We have one wedding list in Dublin comprising things we won’t get to use until the far-off mythical day when we move home, and another list online composed of things that aren’t too big or electrical, so that we can move them easily to our next abode and they’ll function in other countries.
It’s a far cry from the day when your mother and father moved into their first home, furnished with mismatched presents and hand-me-down furniture from relatives, planning to stay there and build on what they have where they are from then on. It’s also a far, far cry from the things I’ve read in wedding articles, gems like “list the colour-schemes for all the rooms in your house on your wedding web site so that your guests can pick coordinating presents.” Ahem. Here lies the realm of fantasy. Colour schemes? In rooms? In our house?
For one thing, our wedding web site (all three pages of it) is going to say nothing about presents. If people are so kind as to want to give us presents, that’s great. If they want to know about lists, they can ask us, or our mothers, or whoever, and they’ll be told where to find them. They are under no obligation to buy us anything, on or off a list. But apart from all that, the notion of us having an actual permanent house, actually owned by us, and containing such a thing as colour schemes, is bizarre and belongs way in the future.
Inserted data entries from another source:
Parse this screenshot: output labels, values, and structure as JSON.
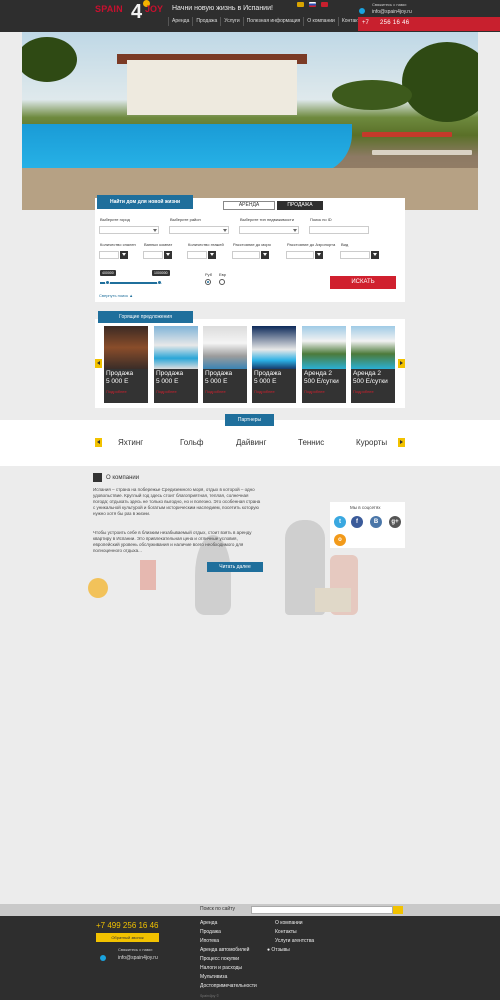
{
  "header": {
    "logo_text_left": "SPAIN",
    "logo_number": "4",
    "logo_text_right": "JOY",
    "tagline": "Начни новую жизнь в Испании!",
    "nav": [
      "Аренда",
      "Продажа",
      "Услуги",
      "Полезная информация",
      "О компании",
      "Контакты"
    ],
    "contact_label": "Свяжитесь с нами:",
    "email": "info@spain4joy.ru",
    "phone_code": "+7",
    "phone_number": "256 16 46",
    "flag_colors": [
      "#d9a400",
      "#f0f0f0",
      "#c8202e"
    ]
  },
  "search": {
    "title": "Найти дом для новой жизни",
    "tab_rent": "АРЕНДА",
    "tab_sale": "ПРОДАЖА",
    "labels": {
      "city": "Выберите город",
      "district": "Выберите район",
      "property_type": "Выберите тип недвижимости",
      "search_id": "Поиск по ID",
      "bedrooms": "Количество спален",
      "bathrooms": "Ванных комнат",
      "floors": "Количество этажей",
      "distance_sea": "Расстояние до моря",
      "distance_airport": "Расстояние до Аэропорта",
      "view": "Вид"
    },
    "price_min": "400000",
    "price_max": "1000000",
    "currency_rub": "Руб",
    "currency_eur": "Евр",
    "button": "ИСКАТЬ",
    "collapse": "Свернуть поиск"
  },
  "offers": {
    "title": "Горящие предложения",
    "cards": [
      {
        "type": "Продажа",
        "price": "5 000  Е",
        "cta": "Подробнее"
      },
      {
        "type": "Продажа",
        "price": "5 000  Е",
        "cta": "Подробнее"
      },
      {
        "type": "Продажа",
        "price": "5 000  Е",
        "cta": "Подробнее"
      },
      {
        "type": "Продажа",
        "price": "5 000  Е",
        "cta": "Подробнее"
      },
      {
        "type": "Аренда 2",
        "price": "500  Е/сутки",
        "cta": "Подробнее"
      },
      {
        "type": "Аренда 2",
        "price": "500  Е/сутки",
        "cta": "Подробнее"
      }
    ]
  },
  "partners": {
    "title": "Партнеры",
    "items": [
      "Яхтинг",
      "Гольф",
      "Дайвинг",
      "Теннис",
      "Курорты"
    ]
  },
  "about": {
    "title": "О компании",
    "paragraph1": "Испания – страна на побережье Средиземного моря, отдых в которой – одно удовольствие. Круглый год здесь стоит благоприятная, теплая, солнечная погода; отдыхать здесь не только выгодно, но и полезно. Это особенная страна с уникальной культурой и богатым историческим наследием, посетить которую нужно хотя бы раз в жизни.",
    "paragraph2": "Чтобы устроить себе в близким незабываемый отдых, стоит взять в аренду квартиру в Испании. Это привлекательная цена и отличные условия, европейский уровень обслуживания и наличие всего необходимого для полноценного отдыха...",
    "more_button": "Читать далее",
    "socials_title": "Мы в соцсетях",
    "socials": [
      "t",
      "f",
      "В",
      "g+",
      "о"
    ]
  },
  "footer": {
    "search_label": "Поиск по сайту",
    "phone": "+7 499 256 16 46",
    "callback": "Обратный звонок",
    "contact_label": "Свяжитесь с нами:",
    "email": "info@spain4joy.ru",
    "col1": [
      "Аренда",
      "Продажа",
      "Ипотека",
      "Аренда автомобилей",
      "Процесс покупки",
      "Налоги и расходы",
      "Мультивиза",
      "Достопримечательности"
    ],
    "col2": [
      "О компании",
      "Контакты",
      "Услуги агентства",
      "Отзывы"
    ],
    "copyright": "Spain4joy ©"
  },
  "colors": {
    "accent_blue": "#1f6f9c",
    "accent_red": "#d0202e",
    "accent_yellow": "#f2c200",
    "dark": "#2e2e2e"
  }
}
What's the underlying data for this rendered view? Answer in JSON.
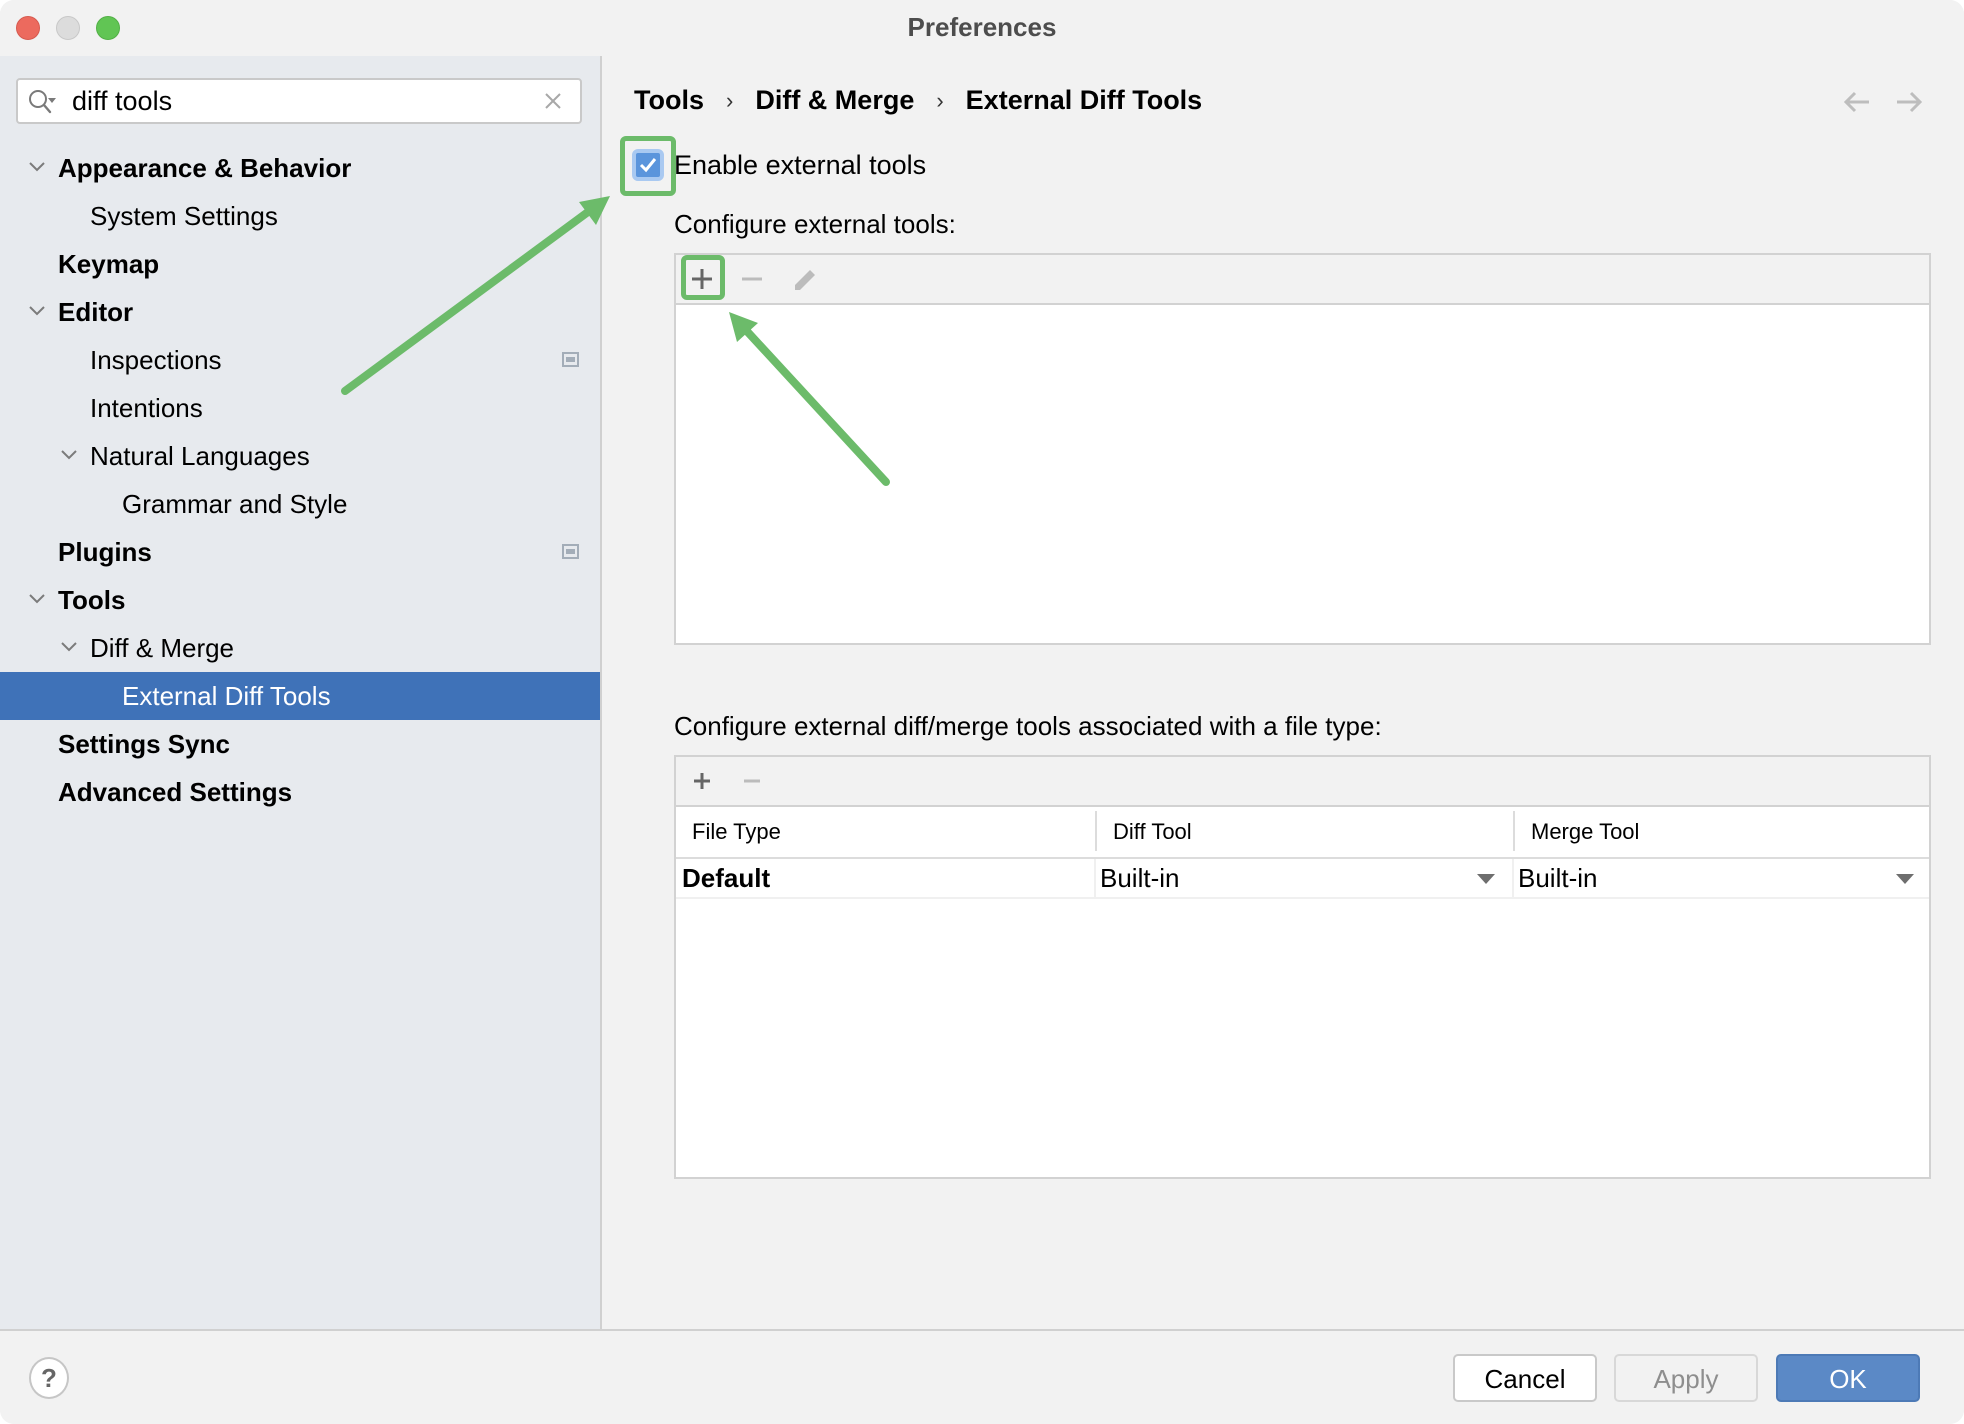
{
  "window": {
    "title": "Preferences",
    "traffic_lights": [
      "close",
      "minimize",
      "zoom"
    ]
  },
  "search": {
    "value": "diff tools",
    "placeholder": "",
    "icon": "search-icon",
    "clear_icon": "clear-icon"
  },
  "sidebar": {
    "items": [
      {
        "label": "Appearance & Behavior",
        "level": 0,
        "bold": true,
        "expanded": true
      },
      {
        "label": "System Settings",
        "level": 1,
        "bold": false
      },
      {
        "label": "Keymap",
        "level": 0,
        "bold": true
      },
      {
        "label": "Editor",
        "level": 0,
        "bold": true,
        "expanded": true
      },
      {
        "label": "Inspections",
        "level": 1,
        "bold": false,
        "badge": "project-settings-icon"
      },
      {
        "label": "Intentions",
        "level": 1,
        "bold": false
      },
      {
        "label": "Natural Languages",
        "level": 1,
        "bold": false,
        "expanded": true
      },
      {
        "label": "Grammar and Style",
        "level": 2,
        "bold": false
      },
      {
        "label": "Plugins",
        "level": 0,
        "bold": true,
        "badge": "project-settings-icon"
      },
      {
        "label": "Tools",
        "level": 0,
        "bold": true,
        "expanded": true
      },
      {
        "label": "Diff & Merge",
        "level": 1,
        "bold": false,
        "expanded": true
      },
      {
        "label": "External Diff Tools",
        "level": 2,
        "bold": false,
        "selected": true
      },
      {
        "label": "Settings Sync",
        "level": 0,
        "bold": true
      },
      {
        "label": "Advanced Settings",
        "level": 0,
        "bold": true
      }
    ]
  },
  "breadcrumb": [
    "Tools",
    "Diff & Merge",
    "External Diff Tools"
  ],
  "nav": {
    "back": "back-arrow-icon",
    "forward": "forward-arrow-icon"
  },
  "enable_external_tools": {
    "label": "Enable external tools",
    "checked": true
  },
  "external_tools": {
    "label": "Configure external tools:",
    "toolbar": {
      "add": "add-icon",
      "remove": "remove-icon",
      "edit": "edit-icon"
    },
    "items": []
  },
  "file_type_tools": {
    "label": "Configure external diff/merge tools associated with a file type:",
    "toolbar": {
      "add": "add-icon",
      "remove": "remove-icon"
    },
    "columns": [
      "File Type",
      "Diff Tool",
      "Merge Tool"
    ],
    "rows": [
      {
        "file_type": "Default",
        "diff_tool": "Built-in",
        "merge_tool": "Built-in"
      }
    ]
  },
  "footer": {
    "help": "?",
    "cancel": "Cancel",
    "apply": "Apply",
    "ok": "OK"
  },
  "annotations": {
    "highlight_color": "#6cbb6a",
    "accent": "#3f72b8"
  }
}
I mean, it’s a lovely thought, but it was a bit surreal wandering round Arnotts trying to pick the sort of plates we’d want to eat our pasta from (or our lamb chop and mashed potato, for the more traditionally palated among us) one day when we have this house and this room where we’d be eating – and I suppose we’ll need a table to eat off too, for heaven’s sake. Life is so demanding. Everything we have right now is so temporary – everything larger than a book or my knee-high boots, say – that it’s impossible to contemplate the day when this crockery we’ve chosen will fit into that life and that house and be eaten off by our children. (Gosh. Eek.)